------ TASK DATA ------

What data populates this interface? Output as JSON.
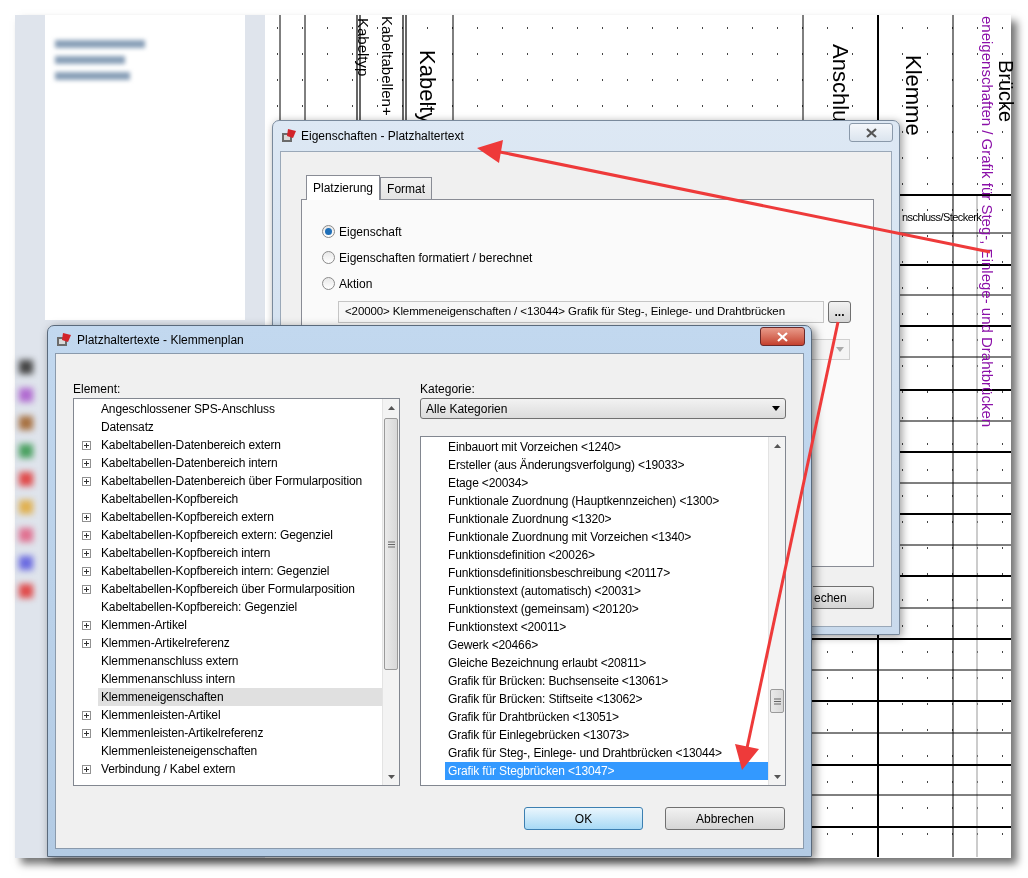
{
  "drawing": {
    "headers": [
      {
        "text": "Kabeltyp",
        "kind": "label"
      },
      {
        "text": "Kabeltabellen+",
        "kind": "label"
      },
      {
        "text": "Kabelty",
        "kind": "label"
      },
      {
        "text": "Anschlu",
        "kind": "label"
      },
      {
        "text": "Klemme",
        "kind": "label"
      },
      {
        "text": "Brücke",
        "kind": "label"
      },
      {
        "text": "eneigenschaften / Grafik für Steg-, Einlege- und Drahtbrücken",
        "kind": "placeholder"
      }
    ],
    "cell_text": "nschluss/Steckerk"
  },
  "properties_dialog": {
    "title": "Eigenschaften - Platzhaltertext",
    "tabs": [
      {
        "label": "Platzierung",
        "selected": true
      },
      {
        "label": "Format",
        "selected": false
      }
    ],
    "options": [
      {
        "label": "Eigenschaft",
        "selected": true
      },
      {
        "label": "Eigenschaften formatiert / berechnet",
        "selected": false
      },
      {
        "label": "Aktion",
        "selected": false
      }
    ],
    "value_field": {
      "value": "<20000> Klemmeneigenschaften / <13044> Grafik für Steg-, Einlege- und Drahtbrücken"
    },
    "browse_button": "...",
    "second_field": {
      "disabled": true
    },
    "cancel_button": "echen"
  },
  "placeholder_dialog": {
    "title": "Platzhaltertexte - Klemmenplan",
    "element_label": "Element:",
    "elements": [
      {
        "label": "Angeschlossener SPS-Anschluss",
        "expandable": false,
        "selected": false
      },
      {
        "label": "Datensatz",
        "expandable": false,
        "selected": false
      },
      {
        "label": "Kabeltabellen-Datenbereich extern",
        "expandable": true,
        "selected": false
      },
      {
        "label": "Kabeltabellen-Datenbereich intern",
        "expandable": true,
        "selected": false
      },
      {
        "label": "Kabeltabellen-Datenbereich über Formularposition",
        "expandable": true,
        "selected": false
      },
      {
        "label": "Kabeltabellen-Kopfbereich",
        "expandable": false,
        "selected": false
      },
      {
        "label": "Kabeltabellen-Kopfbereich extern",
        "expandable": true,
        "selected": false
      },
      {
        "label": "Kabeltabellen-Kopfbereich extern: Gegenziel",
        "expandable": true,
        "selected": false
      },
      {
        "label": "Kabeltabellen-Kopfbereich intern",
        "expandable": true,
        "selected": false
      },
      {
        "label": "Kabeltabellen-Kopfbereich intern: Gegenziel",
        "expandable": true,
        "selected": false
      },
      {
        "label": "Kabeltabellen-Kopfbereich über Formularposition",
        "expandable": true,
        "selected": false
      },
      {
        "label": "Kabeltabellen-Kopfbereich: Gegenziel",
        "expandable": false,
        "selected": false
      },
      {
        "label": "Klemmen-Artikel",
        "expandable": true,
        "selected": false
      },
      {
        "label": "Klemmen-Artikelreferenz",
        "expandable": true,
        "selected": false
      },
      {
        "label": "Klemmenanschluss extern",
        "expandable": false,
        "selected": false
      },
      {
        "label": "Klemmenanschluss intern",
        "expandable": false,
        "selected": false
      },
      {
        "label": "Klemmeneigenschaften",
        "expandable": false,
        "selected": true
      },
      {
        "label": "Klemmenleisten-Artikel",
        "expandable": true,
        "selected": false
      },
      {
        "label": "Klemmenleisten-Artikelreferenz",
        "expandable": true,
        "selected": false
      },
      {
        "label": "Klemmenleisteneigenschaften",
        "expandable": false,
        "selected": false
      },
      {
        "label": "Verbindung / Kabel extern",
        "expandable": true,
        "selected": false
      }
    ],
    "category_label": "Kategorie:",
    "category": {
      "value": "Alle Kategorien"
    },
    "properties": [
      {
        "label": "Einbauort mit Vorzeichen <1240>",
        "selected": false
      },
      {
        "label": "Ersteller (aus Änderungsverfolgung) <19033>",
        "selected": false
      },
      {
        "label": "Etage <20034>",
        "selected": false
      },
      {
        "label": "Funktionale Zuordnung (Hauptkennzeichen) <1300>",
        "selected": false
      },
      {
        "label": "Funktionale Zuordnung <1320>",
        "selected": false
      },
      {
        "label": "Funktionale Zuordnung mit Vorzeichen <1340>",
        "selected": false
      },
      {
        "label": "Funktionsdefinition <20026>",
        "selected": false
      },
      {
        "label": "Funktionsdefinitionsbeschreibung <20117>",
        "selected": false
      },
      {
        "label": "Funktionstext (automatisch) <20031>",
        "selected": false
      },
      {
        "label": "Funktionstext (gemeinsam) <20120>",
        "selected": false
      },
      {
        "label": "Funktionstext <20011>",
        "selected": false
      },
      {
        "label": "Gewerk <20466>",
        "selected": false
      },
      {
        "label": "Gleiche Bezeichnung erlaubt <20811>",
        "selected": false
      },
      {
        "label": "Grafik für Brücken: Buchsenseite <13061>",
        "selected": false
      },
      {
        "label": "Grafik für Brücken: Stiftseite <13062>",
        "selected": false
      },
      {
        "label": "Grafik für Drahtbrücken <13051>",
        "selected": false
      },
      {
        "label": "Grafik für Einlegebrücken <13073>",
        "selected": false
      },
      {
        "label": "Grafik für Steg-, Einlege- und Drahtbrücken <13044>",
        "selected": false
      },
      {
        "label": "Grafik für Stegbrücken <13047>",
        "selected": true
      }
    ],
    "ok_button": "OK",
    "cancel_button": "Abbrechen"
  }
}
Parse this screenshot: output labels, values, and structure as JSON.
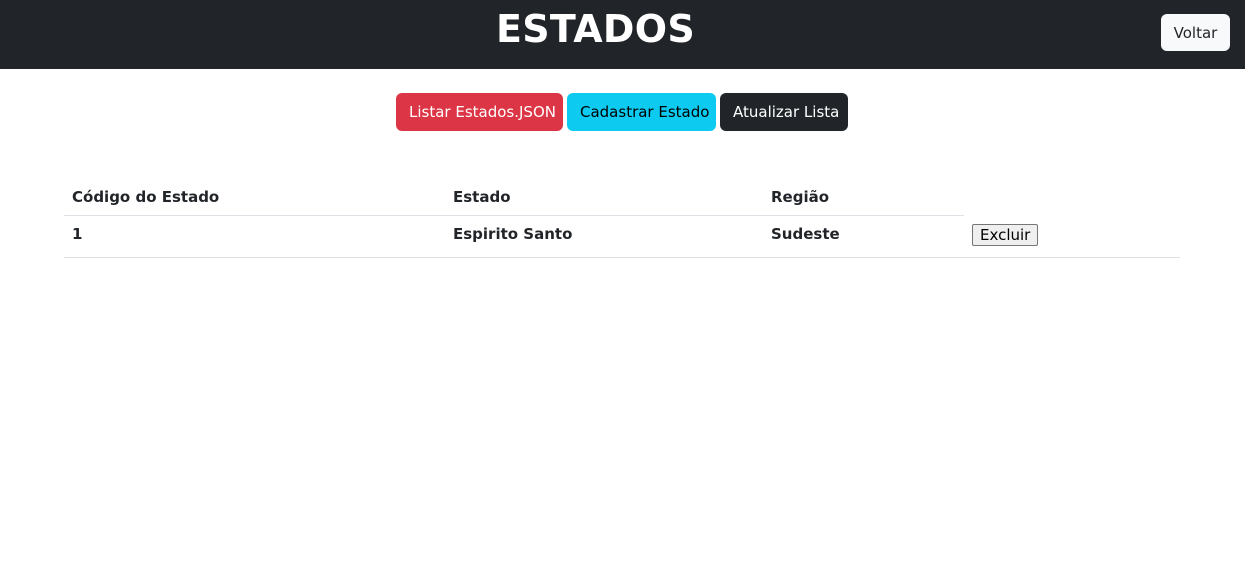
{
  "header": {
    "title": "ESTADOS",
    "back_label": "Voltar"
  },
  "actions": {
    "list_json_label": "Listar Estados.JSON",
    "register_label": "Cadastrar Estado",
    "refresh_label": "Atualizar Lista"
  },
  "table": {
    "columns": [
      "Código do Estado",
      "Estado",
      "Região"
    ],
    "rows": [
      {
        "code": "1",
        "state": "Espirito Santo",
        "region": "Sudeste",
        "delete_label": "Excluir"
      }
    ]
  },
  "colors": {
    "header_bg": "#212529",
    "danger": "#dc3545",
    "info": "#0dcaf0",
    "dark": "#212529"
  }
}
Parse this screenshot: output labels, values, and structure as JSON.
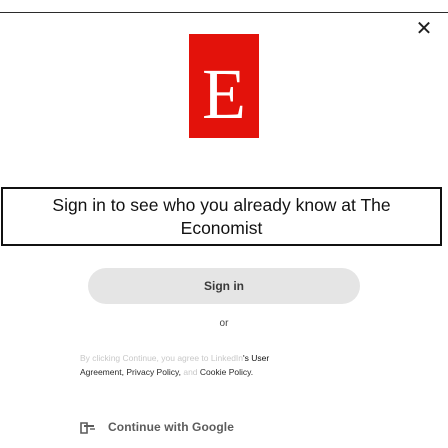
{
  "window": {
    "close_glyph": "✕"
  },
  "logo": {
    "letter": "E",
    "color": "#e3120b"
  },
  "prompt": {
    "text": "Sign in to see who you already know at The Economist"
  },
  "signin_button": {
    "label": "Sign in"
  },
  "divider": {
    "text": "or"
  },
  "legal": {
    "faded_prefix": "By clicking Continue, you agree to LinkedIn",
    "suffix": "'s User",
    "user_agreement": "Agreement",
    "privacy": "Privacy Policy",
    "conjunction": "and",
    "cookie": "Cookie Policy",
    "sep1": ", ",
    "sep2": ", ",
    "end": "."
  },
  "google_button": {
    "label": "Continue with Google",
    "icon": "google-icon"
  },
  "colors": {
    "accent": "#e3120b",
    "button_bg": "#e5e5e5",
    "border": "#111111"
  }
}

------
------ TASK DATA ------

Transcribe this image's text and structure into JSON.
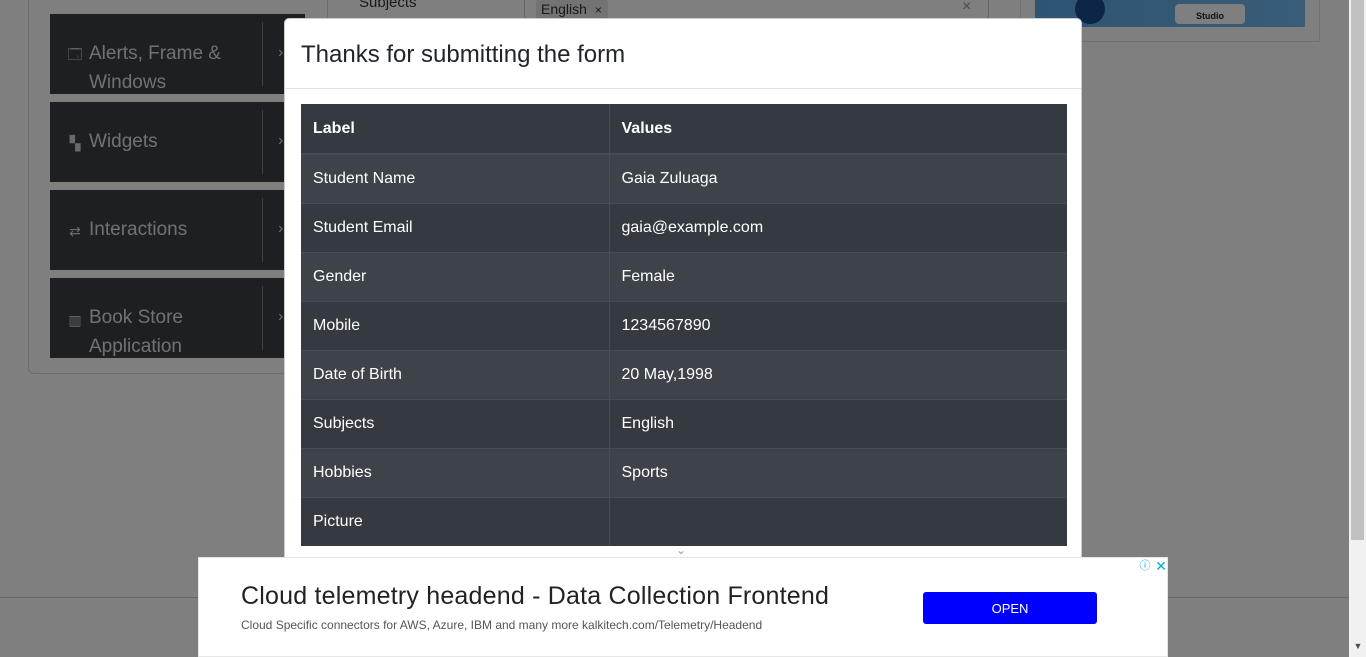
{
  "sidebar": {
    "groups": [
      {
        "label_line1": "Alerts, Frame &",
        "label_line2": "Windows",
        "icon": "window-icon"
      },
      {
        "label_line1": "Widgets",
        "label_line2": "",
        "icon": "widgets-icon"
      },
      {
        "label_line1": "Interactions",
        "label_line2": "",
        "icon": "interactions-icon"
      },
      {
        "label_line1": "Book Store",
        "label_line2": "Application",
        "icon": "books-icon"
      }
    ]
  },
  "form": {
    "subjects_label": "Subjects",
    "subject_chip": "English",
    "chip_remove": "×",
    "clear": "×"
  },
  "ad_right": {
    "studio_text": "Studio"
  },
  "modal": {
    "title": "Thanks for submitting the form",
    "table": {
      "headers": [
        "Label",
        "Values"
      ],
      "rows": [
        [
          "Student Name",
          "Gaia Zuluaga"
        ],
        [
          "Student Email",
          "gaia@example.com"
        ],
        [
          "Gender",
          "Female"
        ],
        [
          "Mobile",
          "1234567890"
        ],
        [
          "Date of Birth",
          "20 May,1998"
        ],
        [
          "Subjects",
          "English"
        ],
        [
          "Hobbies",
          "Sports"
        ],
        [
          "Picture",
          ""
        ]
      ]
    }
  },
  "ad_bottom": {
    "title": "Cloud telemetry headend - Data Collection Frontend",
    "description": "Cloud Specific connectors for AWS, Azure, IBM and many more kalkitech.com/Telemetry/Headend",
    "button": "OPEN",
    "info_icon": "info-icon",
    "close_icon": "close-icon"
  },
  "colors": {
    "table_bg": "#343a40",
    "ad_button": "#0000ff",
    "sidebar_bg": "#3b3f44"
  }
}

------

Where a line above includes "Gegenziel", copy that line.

_RESPONSE BELOW_.
        "label": "Kabeltabellen-Kopfbereich extern: Gegenziel",
        "label": "Kabeltabellen-Kopfbereich intern: Gegenziel",
        "label": "Kabeltabellen-Kopfbereich: Gegenziel",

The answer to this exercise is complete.